Do you speak your spouse’s love language? Love language you say, “What are you talking about?” Think of it this way, have you ever been to a foreign country where you didn’t know the language? This can be a very frustrating experience.
Do you speak a foreign language?
I remember being in France many years ago…my friend and I were just trying to find a campground…we were practically doing hand stands to convey to the store clerk just what it was we were looking for! FRUSTRATING! If only we spoke the language…
Do you ever feel like you’re talking a foreign language to your spouse…it seems they just don’t get it no matter how hard you try to convey your love, care and concern. If that’s the case for you, it’s likely that you’re not speaking your spouse’s love language.
You were made for love…
“All you need is LOVE.” At least that’s what the Beatles told us! Although it’s not all we need, it certainly is a big part of what we need. communicating love to one’s spouse is for some more difficult than others. But knowing your spouse’s love language makes it oh so much easier.
If you feel like you are not on the same wave length as your husband or wife, the problem might just be that you’re speaking different languages…love languages that is! What the problem sometimes boils down to is you’ve been speaking a foreign language to your spouse. No wonder he/she doesn’t get it!
At this point you might be asking, “How do I learn my spouse’s love language?”
Glad you asked…
Gary Chapman, marriage counselor extraordinaire, wrote a landmark book called The Five Love Languages: How to Express Heartfelt Commitment to Your Mate. In his book he not only describes the 5 different love languages, but also how you can discover which language both you and your spouse speak. Pretty neat, huh!
“What are those five languages you ask?”
The first language is words of affirmation.
Some people thrive on words of affirmation. Proverbs states “Pleasant words are a honeycomb, sweet to the soul and healing to the bones” (16:24) and “A word aptly spoken is like apples of gold in settings of silver.” (25:11). People whose love language is words of affirmation are often very good at giving out words of affirmation. They might sound like, “You’re a great cook, that casserole was delicious!” or “I really love your smile…it just brightens my day.” Or how about “I just like being with you…it’s so comfortable being around you.”
The second language Chapman identifies for us is quality time.

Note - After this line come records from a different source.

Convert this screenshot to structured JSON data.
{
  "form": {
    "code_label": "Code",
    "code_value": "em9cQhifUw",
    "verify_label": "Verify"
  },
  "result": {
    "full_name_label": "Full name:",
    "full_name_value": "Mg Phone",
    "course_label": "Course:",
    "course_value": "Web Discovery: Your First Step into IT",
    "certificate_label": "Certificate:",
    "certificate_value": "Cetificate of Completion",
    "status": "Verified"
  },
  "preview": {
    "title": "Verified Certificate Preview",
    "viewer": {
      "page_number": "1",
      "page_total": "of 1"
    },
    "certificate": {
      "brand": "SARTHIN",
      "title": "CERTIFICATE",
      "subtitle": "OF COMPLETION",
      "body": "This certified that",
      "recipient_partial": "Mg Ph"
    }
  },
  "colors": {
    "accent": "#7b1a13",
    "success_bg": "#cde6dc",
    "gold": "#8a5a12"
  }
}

This can be time spent sitting on the porch, rocking side by side; playing tennis together; or riding in the car together. What ever it is, if your spouse’s love language is quality time it generally means they really like to have your undivided attention! They may complain, “You never hear me” or “You never listen to me” or “You never spend time with me!” If these statements sound familiar, this might be a clue that your spouse’s love language is quality time.

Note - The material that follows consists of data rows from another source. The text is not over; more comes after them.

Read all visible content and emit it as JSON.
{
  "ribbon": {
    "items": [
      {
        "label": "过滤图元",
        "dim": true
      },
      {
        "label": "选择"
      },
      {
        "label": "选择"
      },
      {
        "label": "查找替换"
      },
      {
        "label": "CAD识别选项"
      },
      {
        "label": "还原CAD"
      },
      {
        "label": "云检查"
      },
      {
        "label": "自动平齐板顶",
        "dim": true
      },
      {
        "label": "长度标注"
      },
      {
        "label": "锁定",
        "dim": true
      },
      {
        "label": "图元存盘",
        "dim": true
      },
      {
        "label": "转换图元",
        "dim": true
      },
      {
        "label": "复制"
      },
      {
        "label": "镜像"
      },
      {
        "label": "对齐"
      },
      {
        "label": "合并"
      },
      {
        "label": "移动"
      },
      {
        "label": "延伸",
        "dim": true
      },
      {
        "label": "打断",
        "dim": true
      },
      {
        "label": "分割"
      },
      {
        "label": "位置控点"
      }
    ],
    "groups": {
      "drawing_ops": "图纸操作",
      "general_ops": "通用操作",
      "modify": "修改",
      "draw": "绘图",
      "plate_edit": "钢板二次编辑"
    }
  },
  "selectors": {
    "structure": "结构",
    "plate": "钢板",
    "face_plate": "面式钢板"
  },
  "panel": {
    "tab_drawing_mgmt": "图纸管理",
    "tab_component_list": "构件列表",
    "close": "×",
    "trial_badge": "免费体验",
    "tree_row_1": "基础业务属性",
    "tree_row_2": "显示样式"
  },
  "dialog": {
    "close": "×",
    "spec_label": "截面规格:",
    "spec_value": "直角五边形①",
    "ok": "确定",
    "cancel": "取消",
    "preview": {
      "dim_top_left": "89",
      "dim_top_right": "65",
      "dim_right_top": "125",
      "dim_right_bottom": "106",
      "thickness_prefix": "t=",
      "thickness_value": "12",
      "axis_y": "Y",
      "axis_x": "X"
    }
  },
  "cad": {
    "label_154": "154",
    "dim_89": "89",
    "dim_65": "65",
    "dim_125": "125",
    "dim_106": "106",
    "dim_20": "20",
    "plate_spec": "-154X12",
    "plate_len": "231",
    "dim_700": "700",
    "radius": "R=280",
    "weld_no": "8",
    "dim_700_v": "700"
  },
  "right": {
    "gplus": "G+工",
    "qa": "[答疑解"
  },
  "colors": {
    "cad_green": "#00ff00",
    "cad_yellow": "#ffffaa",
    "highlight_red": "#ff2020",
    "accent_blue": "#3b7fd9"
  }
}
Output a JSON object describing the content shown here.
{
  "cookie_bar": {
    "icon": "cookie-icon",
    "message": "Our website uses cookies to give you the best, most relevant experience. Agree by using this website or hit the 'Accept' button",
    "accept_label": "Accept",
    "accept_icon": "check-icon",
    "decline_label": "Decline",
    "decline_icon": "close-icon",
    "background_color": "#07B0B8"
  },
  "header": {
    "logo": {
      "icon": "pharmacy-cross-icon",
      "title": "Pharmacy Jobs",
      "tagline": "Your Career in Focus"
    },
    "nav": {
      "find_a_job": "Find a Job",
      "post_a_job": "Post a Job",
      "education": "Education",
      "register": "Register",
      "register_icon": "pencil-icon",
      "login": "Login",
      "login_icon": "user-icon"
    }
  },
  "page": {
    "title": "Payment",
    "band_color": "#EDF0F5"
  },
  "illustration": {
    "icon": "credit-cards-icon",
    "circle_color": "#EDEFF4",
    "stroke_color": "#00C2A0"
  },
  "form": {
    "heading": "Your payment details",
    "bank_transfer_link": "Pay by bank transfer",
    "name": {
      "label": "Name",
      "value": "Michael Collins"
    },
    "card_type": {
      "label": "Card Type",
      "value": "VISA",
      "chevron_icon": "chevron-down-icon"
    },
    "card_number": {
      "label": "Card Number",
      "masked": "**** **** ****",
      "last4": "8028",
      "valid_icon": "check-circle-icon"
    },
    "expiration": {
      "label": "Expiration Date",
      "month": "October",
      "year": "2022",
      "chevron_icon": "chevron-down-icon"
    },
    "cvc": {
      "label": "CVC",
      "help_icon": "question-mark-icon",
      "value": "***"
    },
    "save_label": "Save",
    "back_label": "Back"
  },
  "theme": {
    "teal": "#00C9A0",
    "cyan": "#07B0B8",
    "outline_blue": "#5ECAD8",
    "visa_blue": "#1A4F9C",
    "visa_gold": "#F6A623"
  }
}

Next, is gifts.
They don’t have to be expensive or extravagant, but for those whose love language is gifts, just about any tangible token of remembrance from their loved one says, “I love you”, loudly and clearly.” If you have been away on a trip and you come back empty handed watch out! If your spouse’s primary love language is gifts they may feel totally unloved even if you called them every night. That’s because the language that says “I love you” to them is gifts.
Fourth is acts of service, my favorite one!
When my husband empties the trash, does the dishes or folds the laundry, I hear “I love you!” For many women acts of service is their primary love language. They just love it when their husbands do things for them, and consequently they feel VERY neglected when their husbands don’t.
Here’s the kicker that makes love languages so important to learn….
Husbands and wives rarely have the same language.
So let’s take a closer look at how this thing works…
Let’s say Joe’s love language is words of affirmation and his wife Jane speaks to him in the language of acts of service. Joe is feeling rather neglected and unloved because he doesn’t understand the language of acts of service. It’s like Jane is speaking Greek to him.
Jane, sensing something is wrong, works harder and harder to convey her love to Joe so she steps up the effort. She keeps the house extra clean, fixes special meals and even takes out the trash out for him. But Joe still acts distant and depressed and inside feels that Jane just doesn’t love him.
All the while Jane is growing more frustrated and is about to give up trying. She feels all her hard work goes unappreciated. All her acts of service just don’t say, “I love you” to Joe! Joe is yearning to hear some words of affirmation.